Bill Harlow, the CIA’s chief spokesman from 1997 to 2004 and a member of the foundation’s board, says, “The CIA, being a much smaller organization than the military, does not have an extensive safety net. The resources available to the military are terrific, but there isn’t anything comparable for CIA officers who die in the line of duty. Their children are not equally covered. The foundation helps fill that need.”

Much of the financial assistance is used for children’s education, but not all of it. “We also provide assistance to spouses who lost a husband and who need to go back to college to get a degree,” Harlow explains.

The foundation is supported in a variety of ways. Lockheed-Martin and the Starr Foundation are the two biggest benefactors, according to the organization’s president, Jerry Komisar. “Our main fundraising event is our annual dinner in April when we give out the Richard Helms Award.” Helms was CIA director during the Nixon and Ford administrations. Past recipients of the award include two other former directors, President George H.W. Bush, and, recently, retired Defense Secretary Robert Gates. But Harlow says a substantial number of donations come from current and retired agency officers and “average Americans.”

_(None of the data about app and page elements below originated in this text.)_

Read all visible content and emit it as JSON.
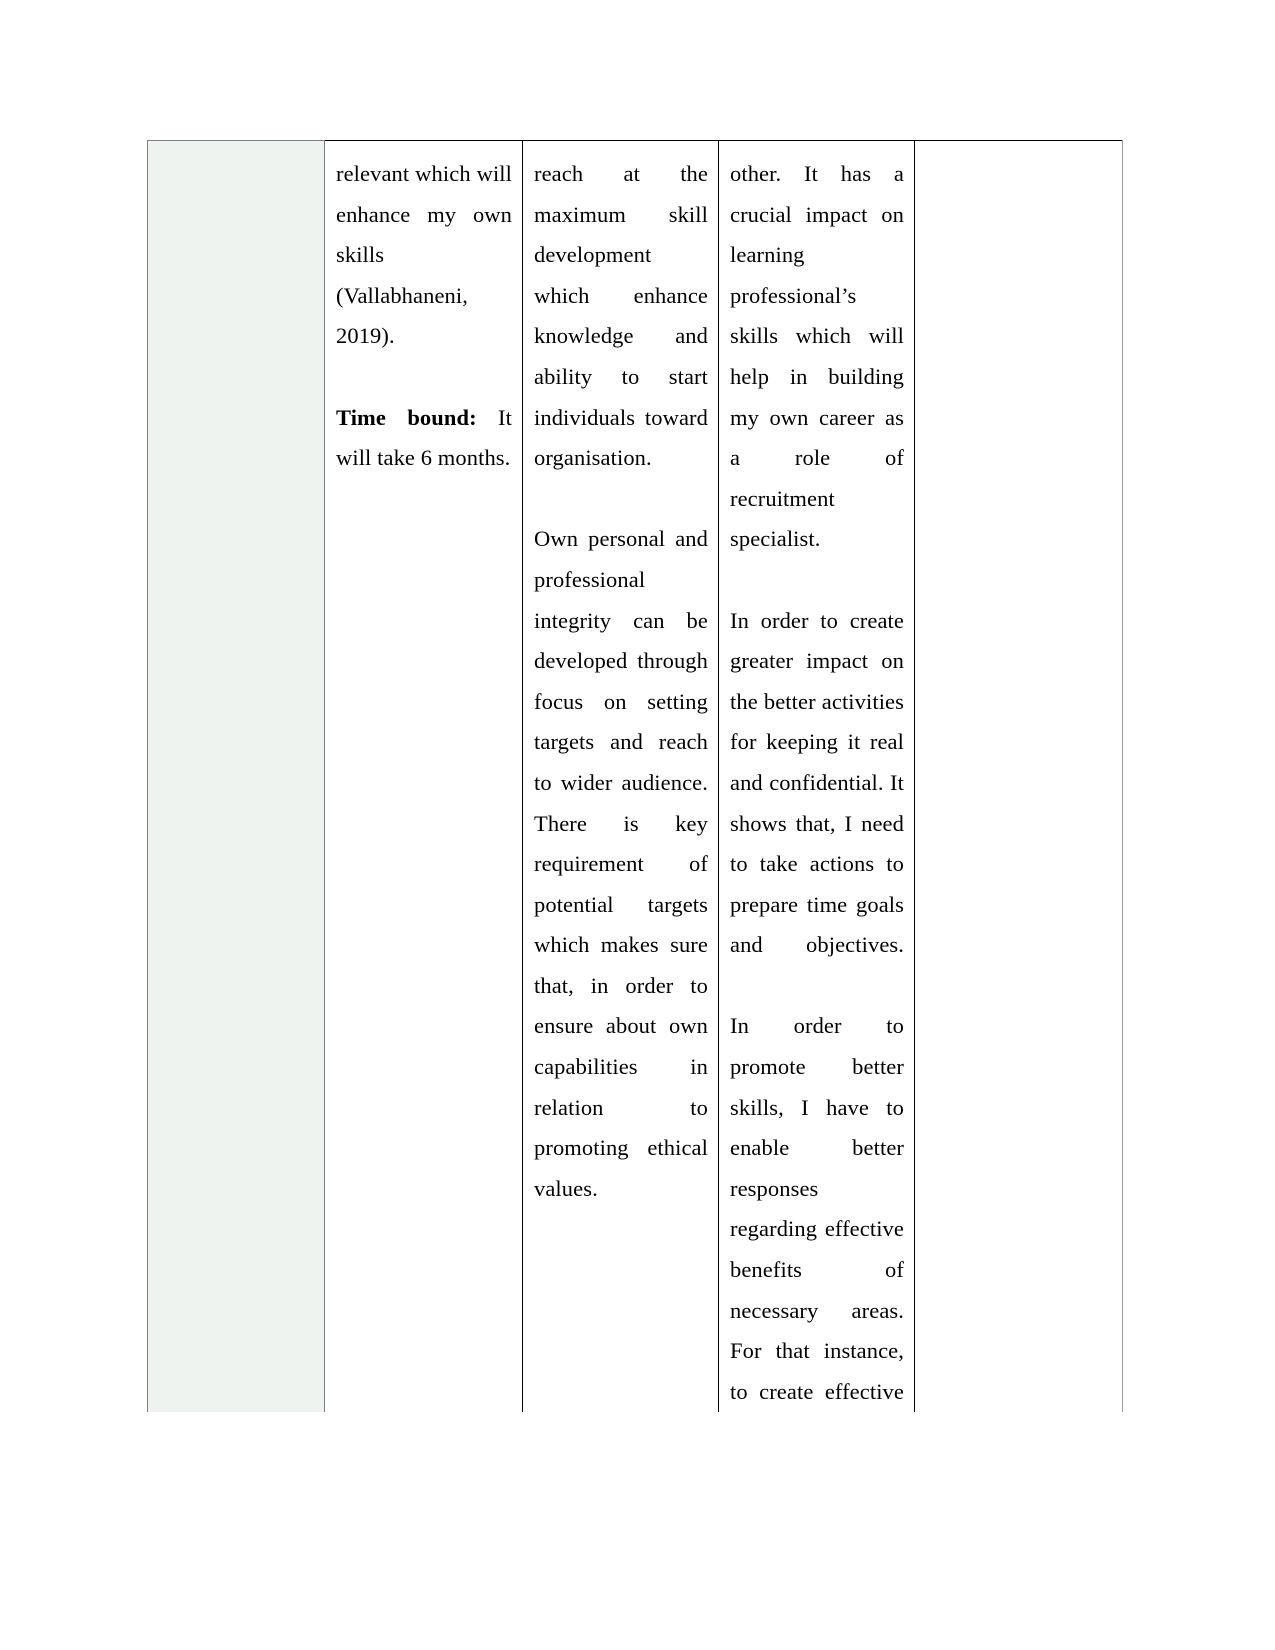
{
  "document": {
    "type": "table-continuation-page",
    "page_background": "#ffffff",
    "table": {
      "border_color": "#000000",
      "shaded_cell_fill": "#eef3ef",
      "shaded_cell_border": "#7d7d7d",
      "columns": 5
    }
  },
  "cells": {
    "col1_shaded": "",
    "col2": {
      "para1_part_a": "relevant which will enhance my own skills (Vallabhaneni, 2019).",
      "para2_label": "Time bound:",
      "para2_rest": " It will take 6 months."
    },
    "col3": {
      "para1": "reach at the maximum skill development which enhance knowledge and ability to start individuals toward organisation.",
      "para2": "Own personal and professional integrity can be developed through focus on setting targets and reach to wider audience. There is key requirement of potential targets which makes sure that, in order to ensure about own capabilities in relation to promoting ethical values."
    },
    "col4": {
      "para1": "other. It has a crucial impact on learning professional’s skills which will help in building my own career as a role of recruitment specialist.",
      "para2": "In order to create greater impact on the better activities for keeping it real and confidential. It shows that, I need to take actions to prepare time goals and objectives.",
      "para3": "In order to promote better skills, I have to enable better responses regarding effective benefits of necessary areas. For that instance, to create effective growth"
    },
    "col5_empty": ""
  }
}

In true CIA fashion, the group has no plans for a splashy recognition of the tenth anniversary. Instead, on the recent anniversary of Spann’s death, the foundation urged those interested to make a contribution to the support fund. To donate, visit the organization’s Web site.